The Jaguars were not supposed to go to Mile High Stadium. They were not supposed to beat the Denver Broncos in Mile High. They were not supposed to defeat John Elway and the AFC-leading Broncos. But this was destiny.
Mark Brunell threw late touchdown passes to Keenan McCardell and Jimmy Smith as the Jaguars continued on their shocking debut playoff run, defeating Denver 30-27.
This victory would send the Jaguars to the AFC Championship game for the first time, falling short to the New England Patriots. However, the magical night in Mile High put the rest of the NFL on notice. The Jaguars franchise was destined for success.
5. Dominating 1999 Season Leads to Domination of Marino, Dolphins
It was Dan Marino's last game. The Jacksonville Jaguars sent, perhaps the greatest quarterback of all time, into retirement rather rudely.
Cornerback Aaron Beasley predicted he would intercept Marino twice, which he did. Fred Taylor scampered 90 yards to the endzone for the longest run in NFL postseason history.
The Jaguars dismantled and embarrassed the Miami Dolphins 62-7 on their way to another AFC Championship game, falling to the Tennessee Titans, the only team to defeat the Jaguars during the 1999 season.
4. Natrone MEANS Business in Buffalo
No team had ever gone into Orchard Park, in the cold, in the playoffs, and left with a victory against the Buffalo Bills. Never. So why would anybody believe that the upstart Jaguars would be able to shock the world? However, that's exactly what the Jaguars did.
It was a complete team effort in the franchise's first ever playoff game. The spotlight shed on tackle Tony Boselli, as he kept All-Pro Bruce Smith at bay all day long. Clyde Simmons telegraphed a Jim Kelly screen and returned it for a touchdown. Finally, Natrone Means revived his career and put on a "rumblin', bumblin'" show to defeat the Bills 30-27.
On this day, even Chris Berman would admit that, "NOBODY circles the wagons... like the Jacksonville Jaguars!!"
3. Monday Night Magic
The 1997 season was supposed to be special. It didn't start that way. In the Jaguars second preseason game, Mark Brunell went down with an apparent serious knee injury. The Jaguars had to rely on their second and third string quarterbacks, Rob Johnson and Steve Matthews, to start the season 2-0. That set the stage Brunell's surprisingly early return for Jacksonville's first prime time spotlight.
Monday Night Football came to the River City for first time. Jacksonville and its home team Jaguars pulled out all the tricks and all the stops. The game included a fake punt pass from Bryan Barker to Dana Hall.
However, while the Jaguars led 23-21 late in the fourth, the Steelers had driven into field goal territory to set up kicker Norm Johnson. In stunning fashion, the field goal was blocked and returned to the end zone by Chris Hudson.
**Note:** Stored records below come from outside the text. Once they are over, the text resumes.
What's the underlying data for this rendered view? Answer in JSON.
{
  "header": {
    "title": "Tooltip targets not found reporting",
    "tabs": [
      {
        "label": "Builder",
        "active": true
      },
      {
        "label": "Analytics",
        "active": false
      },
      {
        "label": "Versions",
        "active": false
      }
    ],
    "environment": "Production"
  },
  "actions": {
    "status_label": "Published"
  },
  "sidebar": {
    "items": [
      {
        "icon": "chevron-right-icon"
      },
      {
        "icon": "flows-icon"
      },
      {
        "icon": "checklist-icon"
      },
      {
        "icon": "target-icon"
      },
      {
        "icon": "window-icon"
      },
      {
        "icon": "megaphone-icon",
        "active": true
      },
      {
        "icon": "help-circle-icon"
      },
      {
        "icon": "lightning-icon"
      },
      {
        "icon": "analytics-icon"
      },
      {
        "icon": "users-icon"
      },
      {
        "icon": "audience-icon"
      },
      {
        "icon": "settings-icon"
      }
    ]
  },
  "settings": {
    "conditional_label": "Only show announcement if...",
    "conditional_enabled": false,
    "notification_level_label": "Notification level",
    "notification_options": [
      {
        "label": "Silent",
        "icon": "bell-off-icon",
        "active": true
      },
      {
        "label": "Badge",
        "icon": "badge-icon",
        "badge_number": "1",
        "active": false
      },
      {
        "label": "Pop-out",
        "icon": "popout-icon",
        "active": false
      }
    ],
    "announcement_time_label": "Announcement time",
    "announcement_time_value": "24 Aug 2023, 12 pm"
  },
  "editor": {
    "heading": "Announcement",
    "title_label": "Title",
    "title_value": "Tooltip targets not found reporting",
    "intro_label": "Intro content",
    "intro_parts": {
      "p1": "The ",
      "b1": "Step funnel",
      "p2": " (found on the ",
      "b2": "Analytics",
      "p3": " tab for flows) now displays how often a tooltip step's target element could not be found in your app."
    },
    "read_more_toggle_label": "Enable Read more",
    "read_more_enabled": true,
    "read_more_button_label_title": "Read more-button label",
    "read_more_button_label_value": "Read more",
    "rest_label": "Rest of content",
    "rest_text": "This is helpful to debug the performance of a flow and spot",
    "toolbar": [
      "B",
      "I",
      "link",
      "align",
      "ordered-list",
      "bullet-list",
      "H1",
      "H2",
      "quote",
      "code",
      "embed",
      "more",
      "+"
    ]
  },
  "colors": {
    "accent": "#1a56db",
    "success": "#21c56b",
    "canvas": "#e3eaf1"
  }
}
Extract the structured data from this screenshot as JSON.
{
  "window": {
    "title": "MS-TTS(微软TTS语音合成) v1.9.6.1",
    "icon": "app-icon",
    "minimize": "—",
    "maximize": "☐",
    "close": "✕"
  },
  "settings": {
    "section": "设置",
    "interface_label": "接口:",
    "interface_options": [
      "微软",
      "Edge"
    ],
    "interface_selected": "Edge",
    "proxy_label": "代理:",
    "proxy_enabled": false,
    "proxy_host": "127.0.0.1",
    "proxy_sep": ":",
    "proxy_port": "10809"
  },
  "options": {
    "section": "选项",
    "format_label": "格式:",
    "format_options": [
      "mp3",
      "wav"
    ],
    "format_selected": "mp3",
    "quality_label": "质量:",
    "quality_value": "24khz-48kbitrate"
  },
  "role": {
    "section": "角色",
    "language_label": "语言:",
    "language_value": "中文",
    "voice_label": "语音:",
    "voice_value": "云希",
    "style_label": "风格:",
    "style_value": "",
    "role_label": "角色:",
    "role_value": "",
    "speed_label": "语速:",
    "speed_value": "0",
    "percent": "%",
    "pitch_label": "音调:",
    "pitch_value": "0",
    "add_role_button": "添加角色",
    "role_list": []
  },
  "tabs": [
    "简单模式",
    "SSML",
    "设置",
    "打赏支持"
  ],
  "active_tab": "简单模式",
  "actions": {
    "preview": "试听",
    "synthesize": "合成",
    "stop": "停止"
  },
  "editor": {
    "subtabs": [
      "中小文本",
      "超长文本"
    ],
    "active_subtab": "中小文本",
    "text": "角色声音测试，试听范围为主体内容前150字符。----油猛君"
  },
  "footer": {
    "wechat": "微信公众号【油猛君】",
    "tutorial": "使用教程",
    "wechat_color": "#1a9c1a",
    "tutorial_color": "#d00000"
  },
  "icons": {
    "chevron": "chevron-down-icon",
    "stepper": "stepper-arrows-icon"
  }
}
The extra point was not even attempted, but added to the score anyway, 30-21.
On this night, the city embraced the spotlight and their prime time players. It would be the first of many magical Monday nights.
2. Touchdown Jacksonville
At 4:12pm, everything changed. After years of campaigning and fighting, the NFL awarded two expansion franchises. One located in Charlotte. The other, in Jacksonville, Florida.
The entire city became plagued with Cat Scratch Fever. Wayne Weaver delivered on his promise of bringing an NFL team to Jacksonville.
The rest is history.
1. Big Cats Sail Wide Left into Playoffs
Many may disagree that this is the most memorable moment.
The Jaguars early in the season still looked like an expansion team. They fought hard but couldn't win games. Then, the Jaguars rattled off four consecutive wins. They knew that a fifth would deliver the franchise's first playoff berth.
The game was in hand until a late surge by the Atlanta Falcons set up Morten Andersen for a potential game-winning, season-ending field goal.
As the entire stadium, and city of Jacksonville, held their collective breath and looked for angels above, Santa delivered an early Christmas gift. Andersen's kick sailed wide left and the franchise rejoiced, reaching the postseason in their second season of existence.
If that kick sailed through the uprights, who knows where the Jaguars would be today.
It will forever be a landmark moment in the foundation of the Jaguars organization.
Thank you, Morten Andersen.
The Jacksonville Jaguars